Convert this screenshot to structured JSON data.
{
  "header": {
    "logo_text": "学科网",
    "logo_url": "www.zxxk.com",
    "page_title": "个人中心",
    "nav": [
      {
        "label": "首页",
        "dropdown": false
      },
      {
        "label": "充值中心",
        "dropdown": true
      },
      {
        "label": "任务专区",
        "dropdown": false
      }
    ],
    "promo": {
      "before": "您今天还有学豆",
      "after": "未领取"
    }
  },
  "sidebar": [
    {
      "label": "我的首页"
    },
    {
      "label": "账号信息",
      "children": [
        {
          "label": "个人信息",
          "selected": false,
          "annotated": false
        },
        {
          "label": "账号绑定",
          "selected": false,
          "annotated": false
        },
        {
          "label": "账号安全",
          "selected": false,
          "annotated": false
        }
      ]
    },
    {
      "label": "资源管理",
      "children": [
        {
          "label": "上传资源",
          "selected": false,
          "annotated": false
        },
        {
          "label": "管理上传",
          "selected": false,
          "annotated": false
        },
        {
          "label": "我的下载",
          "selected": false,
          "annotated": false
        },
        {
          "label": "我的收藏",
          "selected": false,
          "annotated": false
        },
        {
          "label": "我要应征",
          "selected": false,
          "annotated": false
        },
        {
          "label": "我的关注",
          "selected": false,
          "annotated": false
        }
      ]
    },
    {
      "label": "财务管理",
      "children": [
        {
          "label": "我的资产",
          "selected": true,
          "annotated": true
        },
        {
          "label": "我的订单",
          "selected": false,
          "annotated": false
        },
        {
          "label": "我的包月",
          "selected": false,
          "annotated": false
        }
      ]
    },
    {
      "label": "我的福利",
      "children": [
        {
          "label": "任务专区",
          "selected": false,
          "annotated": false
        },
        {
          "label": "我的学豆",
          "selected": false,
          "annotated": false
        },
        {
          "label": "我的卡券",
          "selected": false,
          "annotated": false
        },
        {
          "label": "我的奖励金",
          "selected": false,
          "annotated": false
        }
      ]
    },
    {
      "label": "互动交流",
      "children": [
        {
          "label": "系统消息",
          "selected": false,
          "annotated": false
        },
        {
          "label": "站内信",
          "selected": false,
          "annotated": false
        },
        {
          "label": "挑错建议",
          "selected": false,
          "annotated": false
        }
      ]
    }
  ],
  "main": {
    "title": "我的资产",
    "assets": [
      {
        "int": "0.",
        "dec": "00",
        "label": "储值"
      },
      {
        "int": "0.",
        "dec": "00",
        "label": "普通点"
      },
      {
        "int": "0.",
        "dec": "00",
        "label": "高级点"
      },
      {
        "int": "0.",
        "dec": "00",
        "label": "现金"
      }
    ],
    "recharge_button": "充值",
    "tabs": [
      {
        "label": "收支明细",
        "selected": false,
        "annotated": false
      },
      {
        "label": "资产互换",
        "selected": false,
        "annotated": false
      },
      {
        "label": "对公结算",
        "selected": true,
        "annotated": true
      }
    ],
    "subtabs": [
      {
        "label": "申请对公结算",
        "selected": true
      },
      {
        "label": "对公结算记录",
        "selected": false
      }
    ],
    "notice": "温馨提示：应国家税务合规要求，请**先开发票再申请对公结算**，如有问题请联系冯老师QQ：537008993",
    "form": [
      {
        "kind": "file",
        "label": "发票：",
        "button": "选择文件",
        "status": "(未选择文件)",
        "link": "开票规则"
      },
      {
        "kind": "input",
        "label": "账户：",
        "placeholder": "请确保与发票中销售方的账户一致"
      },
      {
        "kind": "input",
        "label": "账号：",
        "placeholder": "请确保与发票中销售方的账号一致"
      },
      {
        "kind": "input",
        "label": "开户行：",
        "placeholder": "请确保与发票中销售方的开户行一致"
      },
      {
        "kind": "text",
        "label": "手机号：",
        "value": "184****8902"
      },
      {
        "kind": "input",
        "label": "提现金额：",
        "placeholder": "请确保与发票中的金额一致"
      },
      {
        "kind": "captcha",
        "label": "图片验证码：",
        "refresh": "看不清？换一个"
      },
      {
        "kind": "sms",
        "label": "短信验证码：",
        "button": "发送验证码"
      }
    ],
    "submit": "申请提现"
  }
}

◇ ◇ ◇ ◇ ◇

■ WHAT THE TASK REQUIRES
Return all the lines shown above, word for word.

■ PROBLEM SOLUTION
Convert this screenshot to structured JSON data.
{
  "header": {
    "logo_text": "学科网",
    "logo_url": "www.zxxk.com",
    "page_title": "个人中心",
    "nav": [
      {
        "label": "首页",
        "dropdown": false
      },
      {
        "label": "充值中心",
        "dropdown": true
      },
      {
        "label": "任务专区",
        "dropdown": false
      }
    ],
    "promo": {
      "before": "您今天还有学豆",
      "after": "未领取"
    }
  },
  "sidebar": [
    {
      "label": "我的首页"
    },
    {
      "label": "账号信息",
      "children": [
        {
          "label": "个人信息",
          "selected": false,
          "annotated": false
        },
        {
          "label": "账号绑定",
          "selected": false,
          "annotated": false
        },
        {
          "label": "账号安全",
          "selected": false,
          "annotated": false
        }
      ]
    },
    {
      "label": "资源管理",
      "children": [
        {
          "label": "上传资源",
          "selected": false,
          "annotated": false
        },
        {
          "label": "管理上传",
          "selected": false,
          "annotated": false
        },
        {
          "label": "我的下载",
          "selected": false,
          "annotated": false
        },
        {
          "label": "我的收藏",
          "selected": false,
          "annotated": false
        },
        {
          "label": "我要应征",
          "selected": false,
          "annotated": false
        },
        {
          "label": "我的关注",
          "selected": false,
          "annotated": false
        }
      ]
    },
    {
      "label": "财务管理",
      "children": [
        {
          "label": "我的资产",
          "selected": true,
          "annotated": true
        },
        {
          "label": "我的订单",
          "selected": false,
          "annotated": false
        },
        {
          "label": "我的包月",
          "selected": false,
          "annotated": false
        }
      ]
    },
    {
      "label": "我的福利",
      "children": [
        {
          "label": "任务专区",
          "selected": false,
          "annotated": false
        },
        {
          "label": "我的学豆",
          "selected": false,
          "annotated": false
        },
        {
          "label": "我的卡券",
          "selected": false,
          "annotated": false
        },
        {
          "label": "我的奖励金",
          "selected": false,
          "annotated": false
        }
      ]
    },
    {
      "label": "互动交流",
      "children": [
        {
          "label": "系统消息",
          "selected": false,
          "annotated": false
        },
        {
          "label": "站内信",
          "selected": false,
          "annotated": false
        },
        {
          "label": "挑错建议",
          "selected": false,
          "annotated": false
        }
      ]
    }
  ],
  "main": {
    "title": "我的资产",
    "assets": [
      {
        "int": "0.",
        "dec": "00",
        "label": "储值"
      },
      {
        "int": "0.",
        "dec": "00",
        "label": "普通点"
      },
      {
        "int": "0.",
        "dec": "00",
        "label": "高级点"
      },
      {
        "int": "0.",
        "dec": "00",
        "label": "现金"
      }
    ],
    "recharge_button": "充值",
    "tabs": [
      {
        "label": "收支明细",
        "selected": false,
        "annotated": false
      },
      {
        "label": "资产互换",
        "selected": false,
        "annotated": false
      },
      {
        "label": "对公结算",
        "selected": true,
        "annotated": true
      }
    ],
    "subtabs": [
      {
        "label": "申请对公结算",
        "selected": true
      },
      {
        "label": "对公结算记录",
        "selected": false
      }
    ],
    "notice": "温馨提示：应国家税务合规要求，请**先开发票再申请对公结算**，如有问题请联系冯老师QQ：537008993",
    "form": [
      {
        "kind": "file",
        "label": "发票：",
        "button": "选择文件",
        "status": "(未选择文件)",
        "link": "开票规则"
      },
      {
        "kind": "input",
        "label": "账户：",
        "placeholder": "请确保与发票中销售方的账户一致"
      },
      {
        "kind": "input",
        "label": "账号：",
        "placeholder": "请确保与发票中销售方的账号一致"
      },
      {
        "kind": "input",
        "label": "开户行：",
        "placeholder": "请确保与发票中销售方的开户行一致"
      },
      {
        "kind": "text",
        "label": "手机号：",
        "value": "184****8902"
      },
      {
        "kind": "input",
        "label": "提现金额：",
        "placeholder": "请确保与发票中的金额一致"
      },
      {
        "kind": "captcha",
        "label": "图片验证码：",
        "refresh": "看不清？换一个"
      },
      {
        "kind": "sms",
        "label": "短信验证码：",
        "button": "发送验证码"
      }
    ],
    "submit": "申请提现"
  }
}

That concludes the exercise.